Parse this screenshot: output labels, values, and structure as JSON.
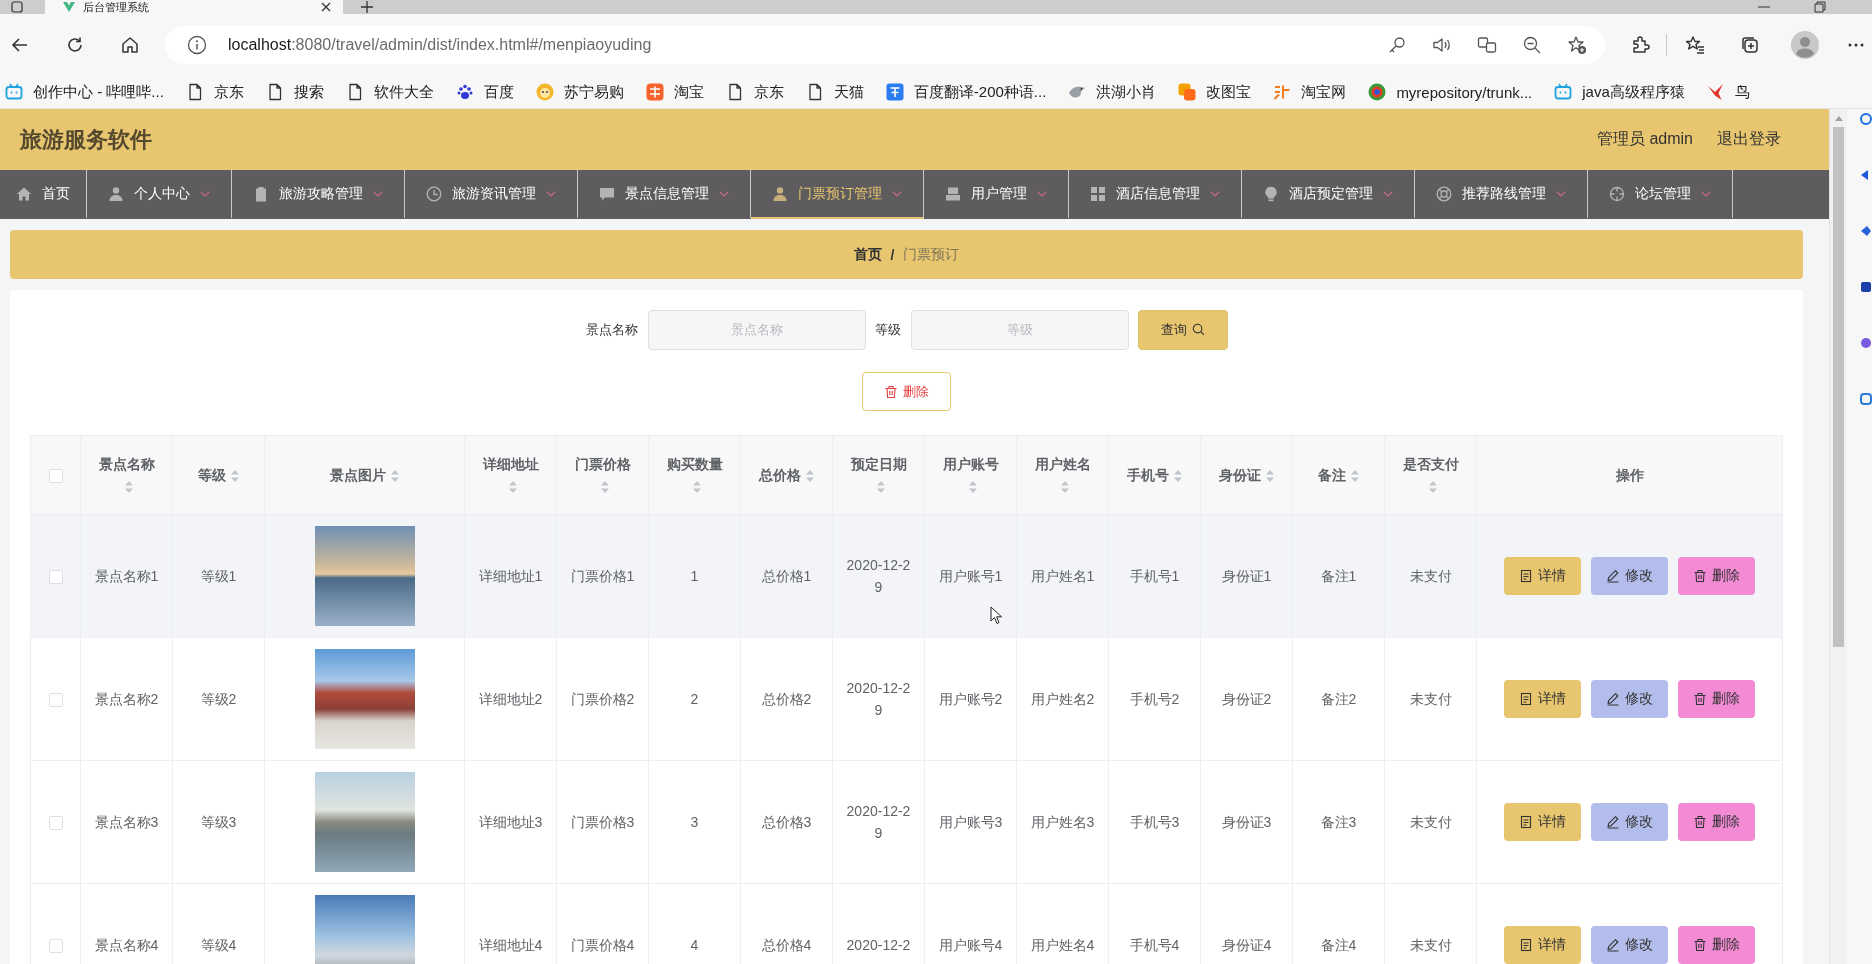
{
  "browser": {
    "tab": {
      "title": "后台管理系统"
    },
    "url_host": "localhost",
    "url_path": ":8080/travel/admin/dist/index.html#/menpiaoyuding",
    "bookmarks": [
      {
        "label": "创作中心 - 哔哩哔...",
        "kind": "tv"
      },
      {
        "label": "京东",
        "kind": "page"
      },
      {
        "label": "搜索",
        "kind": "page"
      },
      {
        "label": "软件大全",
        "kind": "page"
      },
      {
        "label": "百度",
        "kind": "paw"
      },
      {
        "label": "苏宁易购",
        "kind": "lion"
      },
      {
        "label": "淘宝",
        "kind": "tao"
      },
      {
        "label": "京东",
        "kind": "page"
      },
      {
        "label": "天猫",
        "kind": "page"
      },
      {
        "label": "百度翻译-200种语...",
        "kind": "translate"
      },
      {
        "label": "洪湖小肖",
        "kind": "bird"
      },
      {
        "label": "改图宝",
        "kind": "tiles"
      },
      {
        "label": "淘宝网",
        "kind": "shop"
      },
      {
        "label": "myrepository/trunk...",
        "kind": "ring"
      },
      {
        "label": "java高级程序猿",
        "kind": "tv"
      },
      {
        "label": "鸟",
        "kind": "redbird"
      }
    ]
  },
  "header": {
    "title": "旅游服务软件",
    "user": "管理员 admin",
    "logout": "退出登录"
  },
  "nav": [
    {
      "label": "首页",
      "kind": "home",
      "dropdown": false,
      "selected": false
    },
    {
      "label": "个人中心",
      "kind": "user",
      "dropdown": true,
      "selected": false
    },
    {
      "label": "旅游攻略管理",
      "kind": "clipboard",
      "dropdown": true,
      "selected": false
    },
    {
      "label": "旅游资讯管理",
      "kind": "clock",
      "dropdown": true,
      "selected": false
    },
    {
      "label": "景点信息管理",
      "kind": "chat",
      "dropdown": true,
      "selected": false
    },
    {
      "label": "门票预订管理",
      "kind": "user",
      "dropdown": true,
      "selected": true
    },
    {
      "label": "用户管理",
      "kind": "tray",
      "dropdown": true,
      "selected": false
    },
    {
      "label": "酒店信息管理",
      "kind": "grid",
      "dropdown": true,
      "selected": false
    },
    {
      "label": "酒店预定管理",
      "kind": "bulb",
      "dropdown": true,
      "selected": false
    },
    {
      "label": "推荐路线管理",
      "kind": "ring",
      "dropdown": true,
      "selected": false
    },
    {
      "label": "论坛管理",
      "kind": "target",
      "dropdown": true,
      "selected": false
    }
  ],
  "breadcrumb": {
    "items": [
      {
        "label": "首页",
        "current": false
      },
      {
        "label": "门票预订",
        "current": true
      }
    ],
    "separator": "/"
  },
  "search": {
    "fields": [
      {
        "label": "景点名称",
        "placeholder": "景点名称"
      },
      {
        "label": "等级",
        "placeholder": "等级"
      }
    ],
    "button": "查询"
  },
  "delete_button": "删除",
  "table": {
    "select_all": {
      "checked": false
    },
    "columns": [
      {
        "kind": "text",
        "label": "景点名称",
        "sortable": true
      },
      {
        "kind": "text",
        "label": "等级",
        "sortable": true
      },
      {
        "kind": "photo",
        "label": "景点图片",
        "sortable": true
      },
      {
        "kind": "text",
        "label": "详细地址",
        "sortable": true
      },
      {
        "kind": "text",
        "label": "门票价格",
        "sortable": true
      },
      {
        "kind": "text",
        "label": "购买数量",
        "sortable": true
      },
      {
        "kind": "text",
        "label": "总价格",
        "sortable": true
      },
      {
        "kind": "text",
        "label": "预定日期",
        "sortable": true
      },
      {
        "kind": "text",
        "label": "用户账号",
        "sortable": true
      },
      {
        "kind": "text",
        "label": "用户姓名",
        "sortable": true
      },
      {
        "kind": "text",
        "label": "手机号",
        "sortable": true
      },
      {
        "kind": "text",
        "label": "身份证",
        "sortable": true
      },
      {
        "kind": "text",
        "label": "备注",
        "sortable": true
      },
      {
        "kind": "text",
        "label": "是否支付",
        "sortable": true
      },
      {
        "kind": "actions",
        "label": "操作",
        "sortable": false
      }
    ],
    "rows": [
      {
        "checked": false,
        "hovered": true,
        "cells": [
          "景点名称1",
          "等级1",
          "",
          "详细地址1",
          "门票价格1",
          "1",
          "总价格1",
          "2020-12-29",
          "用户账号1",
          "用户姓名1",
          "手机号1",
          "身份证1",
          "备注1",
          "未支付"
        ],
        "actions": [
          {
            "kind": "detail",
            "label": "详情"
          },
          {
            "kind": "edit",
            "label": "修改"
          },
          {
            "kind": "delete",
            "label": "删除"
          }
        ]
      },
      {
        "checked": false,
        "hovered": false,
        "cells": [
          "景点名称2",
          "等级2",
          "",
          "详细地址2",
          "门票价格2",
          "2",
          "总价格2",
          "2020-12-29",
          "用户账号2",
          "用户姓名2",
          "手机号2",
          "身份证2",
          "备注2",
          "未支付"
        ],
        "actions": [
          {
            "kind": "detail",
            "label": "详情"
          },
          {
            "kind": "edit",
            "label": "修改"
          },
          {
            "kind": "delete",
            "label": "删除"
          }
        ]
      },
      {
        "checked": false,
        "hovered": false,
        "cells": [
          "景点名称3",
          "等级3",
          "",
          "详细地址3",
          "门票价格3",
          "3",
          "总价格3",
          "2020-12-29",
          "用户账号3",
          "用户姓名3",
          "手机号3",
          "身份证3",
          "备注3",
          "未支付"
        ],
        "actions": [
          {
            "kind": "detail",
            "label": "详情"
          },
          {
            "kind": "edit",
            "label": "修改"
          },
          {
            "kind": "delete",
            "label": "删除"
          }
        ]
      },
      {
        "checked": false,
        "hovered": false,
        "cells": [
          "景点名称4",
          "等级4",
          "",
          "详细地址4",
          "门票价格4",
          "4",
          "总价格4",
          "2020-12-2",
          "用户账号4",
          "用户姓名4",
          "手机号4",
          "身份证4",
          "备注4",
          "未支付"
        ],
        "actions": [
          {
            "kind": "detail",
            "label": "详情"
          },
          {
            "kind": "edit",
            "label": "修改"
          },
          {
            "kind": "delete",
            "label": "删除"
          }
        ]
      }
    ]
  }
}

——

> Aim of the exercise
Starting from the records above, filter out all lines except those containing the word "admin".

> Result for this task
    "url_path": ":8080/travel/admin/dist/index.html#/menpiaoyuding",
    "user": "管理员 admin",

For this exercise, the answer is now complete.